• _Your assignment_: Please return all lines of the data below containing the string "name".

Interface dataset entries:
-.-.-
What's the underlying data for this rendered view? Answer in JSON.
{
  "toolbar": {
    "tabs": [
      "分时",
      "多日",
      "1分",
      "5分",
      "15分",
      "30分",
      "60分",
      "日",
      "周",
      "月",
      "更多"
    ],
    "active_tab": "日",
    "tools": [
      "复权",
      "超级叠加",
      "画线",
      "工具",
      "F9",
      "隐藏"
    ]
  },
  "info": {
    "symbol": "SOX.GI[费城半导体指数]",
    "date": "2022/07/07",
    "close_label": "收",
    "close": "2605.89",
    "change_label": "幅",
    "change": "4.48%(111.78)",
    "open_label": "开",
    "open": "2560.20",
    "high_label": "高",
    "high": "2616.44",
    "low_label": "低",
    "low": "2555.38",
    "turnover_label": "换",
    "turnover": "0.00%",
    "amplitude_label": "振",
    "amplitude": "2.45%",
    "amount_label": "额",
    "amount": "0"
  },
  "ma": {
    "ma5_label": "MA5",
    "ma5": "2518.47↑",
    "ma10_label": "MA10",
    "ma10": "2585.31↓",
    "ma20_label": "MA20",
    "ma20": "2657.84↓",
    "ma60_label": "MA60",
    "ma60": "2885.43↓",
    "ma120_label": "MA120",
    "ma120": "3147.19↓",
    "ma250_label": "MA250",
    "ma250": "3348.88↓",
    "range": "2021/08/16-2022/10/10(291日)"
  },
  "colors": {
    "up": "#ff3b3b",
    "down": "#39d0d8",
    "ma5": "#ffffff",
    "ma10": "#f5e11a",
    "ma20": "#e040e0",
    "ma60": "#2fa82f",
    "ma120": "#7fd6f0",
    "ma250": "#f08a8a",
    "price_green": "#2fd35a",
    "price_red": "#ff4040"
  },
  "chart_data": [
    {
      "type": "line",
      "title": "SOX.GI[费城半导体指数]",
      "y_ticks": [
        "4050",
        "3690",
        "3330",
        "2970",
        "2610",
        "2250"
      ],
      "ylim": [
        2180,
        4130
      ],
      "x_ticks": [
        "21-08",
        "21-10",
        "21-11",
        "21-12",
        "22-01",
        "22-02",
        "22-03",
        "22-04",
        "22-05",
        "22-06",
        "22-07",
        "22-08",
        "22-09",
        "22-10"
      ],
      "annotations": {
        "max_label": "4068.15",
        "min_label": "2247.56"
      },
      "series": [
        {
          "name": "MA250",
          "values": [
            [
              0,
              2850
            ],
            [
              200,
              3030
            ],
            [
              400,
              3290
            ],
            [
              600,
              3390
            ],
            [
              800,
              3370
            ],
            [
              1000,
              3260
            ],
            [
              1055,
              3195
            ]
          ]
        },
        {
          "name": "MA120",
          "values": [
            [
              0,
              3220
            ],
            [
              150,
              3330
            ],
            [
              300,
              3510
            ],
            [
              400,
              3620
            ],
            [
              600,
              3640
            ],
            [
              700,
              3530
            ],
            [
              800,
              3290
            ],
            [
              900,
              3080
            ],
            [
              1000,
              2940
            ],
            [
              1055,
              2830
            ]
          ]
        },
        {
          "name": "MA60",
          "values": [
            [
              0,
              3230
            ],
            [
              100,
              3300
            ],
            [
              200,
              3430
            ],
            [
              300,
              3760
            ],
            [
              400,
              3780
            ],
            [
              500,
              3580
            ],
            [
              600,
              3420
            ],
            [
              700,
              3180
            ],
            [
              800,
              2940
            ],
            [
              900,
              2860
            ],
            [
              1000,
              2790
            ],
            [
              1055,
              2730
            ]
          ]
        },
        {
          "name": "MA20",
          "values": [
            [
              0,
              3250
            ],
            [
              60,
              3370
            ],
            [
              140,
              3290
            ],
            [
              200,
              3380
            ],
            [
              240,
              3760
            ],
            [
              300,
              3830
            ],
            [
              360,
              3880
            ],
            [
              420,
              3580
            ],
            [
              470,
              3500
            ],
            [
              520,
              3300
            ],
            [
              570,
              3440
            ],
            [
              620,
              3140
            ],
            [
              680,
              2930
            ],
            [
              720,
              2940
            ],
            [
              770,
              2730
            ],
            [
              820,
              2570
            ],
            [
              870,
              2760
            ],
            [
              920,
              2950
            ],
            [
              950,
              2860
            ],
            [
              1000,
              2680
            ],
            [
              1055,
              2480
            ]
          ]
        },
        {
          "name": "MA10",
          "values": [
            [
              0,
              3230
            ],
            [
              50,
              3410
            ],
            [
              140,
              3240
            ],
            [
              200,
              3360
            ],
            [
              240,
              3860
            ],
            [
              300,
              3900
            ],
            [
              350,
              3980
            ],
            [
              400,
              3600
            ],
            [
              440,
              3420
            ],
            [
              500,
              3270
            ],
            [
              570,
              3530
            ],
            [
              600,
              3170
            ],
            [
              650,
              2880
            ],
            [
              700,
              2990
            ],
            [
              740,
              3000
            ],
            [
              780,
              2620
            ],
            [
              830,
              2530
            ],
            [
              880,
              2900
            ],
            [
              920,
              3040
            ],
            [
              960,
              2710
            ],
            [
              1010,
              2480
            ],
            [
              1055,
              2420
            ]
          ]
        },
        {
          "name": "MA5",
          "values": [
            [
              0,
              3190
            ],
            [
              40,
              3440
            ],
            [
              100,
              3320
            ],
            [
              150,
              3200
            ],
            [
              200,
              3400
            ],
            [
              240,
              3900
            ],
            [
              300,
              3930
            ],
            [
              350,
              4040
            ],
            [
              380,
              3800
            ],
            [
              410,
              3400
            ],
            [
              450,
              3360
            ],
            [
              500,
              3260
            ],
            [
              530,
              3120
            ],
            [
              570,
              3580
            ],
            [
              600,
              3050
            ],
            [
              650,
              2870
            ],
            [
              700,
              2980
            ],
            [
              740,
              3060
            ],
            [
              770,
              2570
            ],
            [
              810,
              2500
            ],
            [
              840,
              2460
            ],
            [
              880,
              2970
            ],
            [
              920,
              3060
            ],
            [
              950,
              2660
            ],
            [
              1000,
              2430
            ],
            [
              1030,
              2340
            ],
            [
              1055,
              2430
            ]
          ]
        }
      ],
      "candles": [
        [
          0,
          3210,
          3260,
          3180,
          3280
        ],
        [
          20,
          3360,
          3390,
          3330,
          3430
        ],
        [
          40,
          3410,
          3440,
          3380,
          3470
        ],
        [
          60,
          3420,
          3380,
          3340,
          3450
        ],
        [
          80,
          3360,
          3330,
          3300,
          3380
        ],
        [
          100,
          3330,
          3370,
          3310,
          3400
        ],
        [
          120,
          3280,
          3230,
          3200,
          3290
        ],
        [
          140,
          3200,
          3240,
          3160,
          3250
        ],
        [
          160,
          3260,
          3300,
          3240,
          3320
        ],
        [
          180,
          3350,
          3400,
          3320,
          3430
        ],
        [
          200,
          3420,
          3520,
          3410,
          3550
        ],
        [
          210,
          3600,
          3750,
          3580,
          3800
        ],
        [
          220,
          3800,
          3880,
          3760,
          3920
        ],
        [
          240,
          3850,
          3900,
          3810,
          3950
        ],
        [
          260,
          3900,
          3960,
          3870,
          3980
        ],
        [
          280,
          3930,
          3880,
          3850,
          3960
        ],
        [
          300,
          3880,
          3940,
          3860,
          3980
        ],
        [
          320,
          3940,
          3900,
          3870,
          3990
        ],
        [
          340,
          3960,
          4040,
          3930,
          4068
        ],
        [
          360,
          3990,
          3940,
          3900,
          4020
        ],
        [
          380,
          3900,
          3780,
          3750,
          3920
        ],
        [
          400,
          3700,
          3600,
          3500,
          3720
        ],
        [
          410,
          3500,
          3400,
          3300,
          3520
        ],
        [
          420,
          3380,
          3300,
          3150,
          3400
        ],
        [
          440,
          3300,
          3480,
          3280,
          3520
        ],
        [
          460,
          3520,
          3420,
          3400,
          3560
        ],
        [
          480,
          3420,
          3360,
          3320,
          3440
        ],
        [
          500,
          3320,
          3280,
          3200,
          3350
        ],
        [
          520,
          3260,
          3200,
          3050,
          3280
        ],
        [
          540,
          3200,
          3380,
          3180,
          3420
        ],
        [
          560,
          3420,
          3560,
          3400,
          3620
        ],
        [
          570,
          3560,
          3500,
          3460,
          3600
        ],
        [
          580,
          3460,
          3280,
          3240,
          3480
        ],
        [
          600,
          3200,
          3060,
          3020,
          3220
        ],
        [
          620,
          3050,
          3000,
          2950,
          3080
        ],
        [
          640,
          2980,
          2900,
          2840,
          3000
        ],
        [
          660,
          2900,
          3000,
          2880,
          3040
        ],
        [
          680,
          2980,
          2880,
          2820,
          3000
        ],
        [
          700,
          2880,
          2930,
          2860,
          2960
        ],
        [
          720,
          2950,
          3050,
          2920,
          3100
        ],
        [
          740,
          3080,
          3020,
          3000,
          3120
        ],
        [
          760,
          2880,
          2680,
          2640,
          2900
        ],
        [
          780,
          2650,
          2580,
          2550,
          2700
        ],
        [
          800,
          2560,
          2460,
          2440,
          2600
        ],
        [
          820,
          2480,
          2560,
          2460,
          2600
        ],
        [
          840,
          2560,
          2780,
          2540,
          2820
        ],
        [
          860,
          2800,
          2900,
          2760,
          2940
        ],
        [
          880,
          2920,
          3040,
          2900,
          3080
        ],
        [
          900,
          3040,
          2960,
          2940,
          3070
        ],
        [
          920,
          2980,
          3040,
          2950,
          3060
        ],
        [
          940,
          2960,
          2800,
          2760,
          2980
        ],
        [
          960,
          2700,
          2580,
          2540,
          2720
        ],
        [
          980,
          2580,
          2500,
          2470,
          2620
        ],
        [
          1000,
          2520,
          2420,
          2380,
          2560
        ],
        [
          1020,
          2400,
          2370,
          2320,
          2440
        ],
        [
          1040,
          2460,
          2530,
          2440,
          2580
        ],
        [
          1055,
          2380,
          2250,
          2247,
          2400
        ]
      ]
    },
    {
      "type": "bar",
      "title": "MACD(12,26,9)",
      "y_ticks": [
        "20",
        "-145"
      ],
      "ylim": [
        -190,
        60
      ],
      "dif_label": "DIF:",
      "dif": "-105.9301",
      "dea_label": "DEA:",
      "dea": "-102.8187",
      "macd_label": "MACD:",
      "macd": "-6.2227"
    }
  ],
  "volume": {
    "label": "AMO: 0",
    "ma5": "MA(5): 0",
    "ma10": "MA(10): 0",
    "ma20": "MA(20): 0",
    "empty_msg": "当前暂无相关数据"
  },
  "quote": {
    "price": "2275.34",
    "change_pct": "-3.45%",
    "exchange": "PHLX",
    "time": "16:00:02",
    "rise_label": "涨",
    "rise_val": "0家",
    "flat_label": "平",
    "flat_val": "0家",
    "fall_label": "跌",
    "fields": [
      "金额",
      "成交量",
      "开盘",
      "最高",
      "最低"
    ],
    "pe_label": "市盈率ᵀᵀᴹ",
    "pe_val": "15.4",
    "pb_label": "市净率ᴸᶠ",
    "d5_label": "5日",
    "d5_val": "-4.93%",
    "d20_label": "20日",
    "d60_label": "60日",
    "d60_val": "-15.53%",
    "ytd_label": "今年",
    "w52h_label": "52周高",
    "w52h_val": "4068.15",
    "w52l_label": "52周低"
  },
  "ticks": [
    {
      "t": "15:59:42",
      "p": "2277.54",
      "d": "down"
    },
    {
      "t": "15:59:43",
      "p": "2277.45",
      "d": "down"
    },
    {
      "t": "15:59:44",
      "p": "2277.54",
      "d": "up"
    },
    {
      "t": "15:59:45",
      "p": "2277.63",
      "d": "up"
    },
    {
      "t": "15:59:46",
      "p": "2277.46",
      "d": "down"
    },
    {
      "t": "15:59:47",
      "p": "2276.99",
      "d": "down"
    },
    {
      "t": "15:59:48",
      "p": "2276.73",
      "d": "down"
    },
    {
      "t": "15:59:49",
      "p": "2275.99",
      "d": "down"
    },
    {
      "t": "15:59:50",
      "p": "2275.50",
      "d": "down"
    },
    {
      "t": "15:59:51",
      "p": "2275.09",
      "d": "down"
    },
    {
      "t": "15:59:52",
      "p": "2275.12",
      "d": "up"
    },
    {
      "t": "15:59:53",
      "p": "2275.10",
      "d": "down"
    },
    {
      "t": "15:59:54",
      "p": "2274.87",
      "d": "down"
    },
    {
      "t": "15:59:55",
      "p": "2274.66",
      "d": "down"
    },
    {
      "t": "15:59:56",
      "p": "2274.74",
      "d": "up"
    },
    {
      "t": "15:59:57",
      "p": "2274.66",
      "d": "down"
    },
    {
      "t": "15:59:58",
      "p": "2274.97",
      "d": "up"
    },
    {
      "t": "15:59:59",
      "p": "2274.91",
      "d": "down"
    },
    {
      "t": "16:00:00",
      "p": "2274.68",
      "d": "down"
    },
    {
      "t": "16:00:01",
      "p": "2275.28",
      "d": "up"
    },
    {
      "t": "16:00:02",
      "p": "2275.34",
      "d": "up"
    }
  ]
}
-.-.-
• _Task answer_:
          "name": "MA250",
          "name": "MA120",
          "name": "MA60",
          "name": "MA20",
          "name": "MA10",
          "name": "MA5",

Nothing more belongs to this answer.